Where it all started

Doyle's first role was in Finian s Rainbow at the Bonfils Theatre in Denver, currently the Denver Center for Performing Arts. He studied at the University of Denver and was trained in voice, so the transition to stage seemed like a natural one, even though he didn t have any formal acting training. My acting career started with a musical and led me to more dramatic productions, Doyle says. He prefers acting to singing because it s more enjoyable and less stressful for him. He s performed in over 50 local plays in the Denver area, 14 of them at the Denver Center for the Performing Arts, and he still actively looks for roles that are a good fit for him. Doyle was the first African-American actor to perform a lead at the Center for the Performing Arts that wasn t written specifically for an African-American character. He s also played the cowardly lion in The Wizard of Oz, Murray the cop in The Odd Couple, and the original black knight in Camelot. Naturally, the roles transitioned to the big screen as well. Still carrying an active Screen Actors Guild (SAG) card, Doyle has been in six movies and seven TV commercials.

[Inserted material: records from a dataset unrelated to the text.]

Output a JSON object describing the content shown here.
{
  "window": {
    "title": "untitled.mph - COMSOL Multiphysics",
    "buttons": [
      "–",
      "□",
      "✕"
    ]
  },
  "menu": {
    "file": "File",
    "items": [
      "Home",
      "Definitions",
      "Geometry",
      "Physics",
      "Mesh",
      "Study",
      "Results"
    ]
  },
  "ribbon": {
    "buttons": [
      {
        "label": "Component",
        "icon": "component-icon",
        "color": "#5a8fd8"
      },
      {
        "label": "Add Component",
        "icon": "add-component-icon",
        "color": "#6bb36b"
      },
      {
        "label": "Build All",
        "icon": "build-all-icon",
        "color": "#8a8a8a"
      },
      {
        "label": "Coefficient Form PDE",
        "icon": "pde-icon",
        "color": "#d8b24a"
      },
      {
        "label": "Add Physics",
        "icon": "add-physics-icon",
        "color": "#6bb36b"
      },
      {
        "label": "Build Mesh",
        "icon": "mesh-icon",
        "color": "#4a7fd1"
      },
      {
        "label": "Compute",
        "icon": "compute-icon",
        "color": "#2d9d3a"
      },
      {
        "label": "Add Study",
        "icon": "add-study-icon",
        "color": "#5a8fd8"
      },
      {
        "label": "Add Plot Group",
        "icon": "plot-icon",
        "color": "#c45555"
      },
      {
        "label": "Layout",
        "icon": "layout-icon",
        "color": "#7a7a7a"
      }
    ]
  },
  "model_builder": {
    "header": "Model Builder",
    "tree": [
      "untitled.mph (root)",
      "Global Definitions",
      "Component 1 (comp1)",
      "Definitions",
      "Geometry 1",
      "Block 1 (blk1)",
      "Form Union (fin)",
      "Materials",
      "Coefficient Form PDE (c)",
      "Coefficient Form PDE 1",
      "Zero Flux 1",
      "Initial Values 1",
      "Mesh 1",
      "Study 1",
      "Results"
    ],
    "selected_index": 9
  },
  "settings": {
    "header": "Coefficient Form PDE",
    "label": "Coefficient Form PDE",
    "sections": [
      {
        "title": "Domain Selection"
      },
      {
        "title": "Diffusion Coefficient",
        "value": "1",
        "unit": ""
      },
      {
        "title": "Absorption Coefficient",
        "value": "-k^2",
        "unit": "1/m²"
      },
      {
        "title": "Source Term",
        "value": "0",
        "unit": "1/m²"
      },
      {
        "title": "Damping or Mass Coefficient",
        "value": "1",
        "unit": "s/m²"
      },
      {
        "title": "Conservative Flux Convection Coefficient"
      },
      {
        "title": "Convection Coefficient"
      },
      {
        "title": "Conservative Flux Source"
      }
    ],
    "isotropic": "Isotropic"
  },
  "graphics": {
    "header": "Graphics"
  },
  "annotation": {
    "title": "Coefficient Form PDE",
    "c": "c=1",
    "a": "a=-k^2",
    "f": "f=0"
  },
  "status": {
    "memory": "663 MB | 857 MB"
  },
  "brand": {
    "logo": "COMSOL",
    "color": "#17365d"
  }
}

The role with the most impact

Doyle's most recent role was at Littleton Town Center when he played Hoke Colburn in Driving Miss Daisy. My wife and I still watch the video of the stage production, and the last scene always brings me to tears, he says. The role was a challenge for him for several reasons. There was no car, yet a lot of the scenes took place in a car, so he had to remember when to turn and shift, to keep his hands active on the invisible wheel. Doyle says he always learned something from the roles he took, and playing Hoke taught him that there is still bigotry in the world, not just toward African-Americans but toward all races. Perhaps the most important lesson his role as Hoke Colburn taught him Strength of character is probably the most important quality a person can have in life to help him along, Doyle says. Even now, he and his wife attend the theater as much as they can, and when they go to the Denver Center for the Performing Arts, they can t help being critics she critiques the writing and he critiques the acting. He has a different experience as an audience member than he does as a performer, and each has its merits. Doyle is looking forward to passing along his knowledge to the folks atWind Crestand is interested in starting a drama club. The man of integrity believes that being a performer has helped shape who he is. I m an achiever, and I like to do things where people say I can t because I m African-American or my looks don t fit the leading role, Doyle says. He wants to achieve as much as he can in his lifetime and, in doing so, debunk some misconceptions along the way.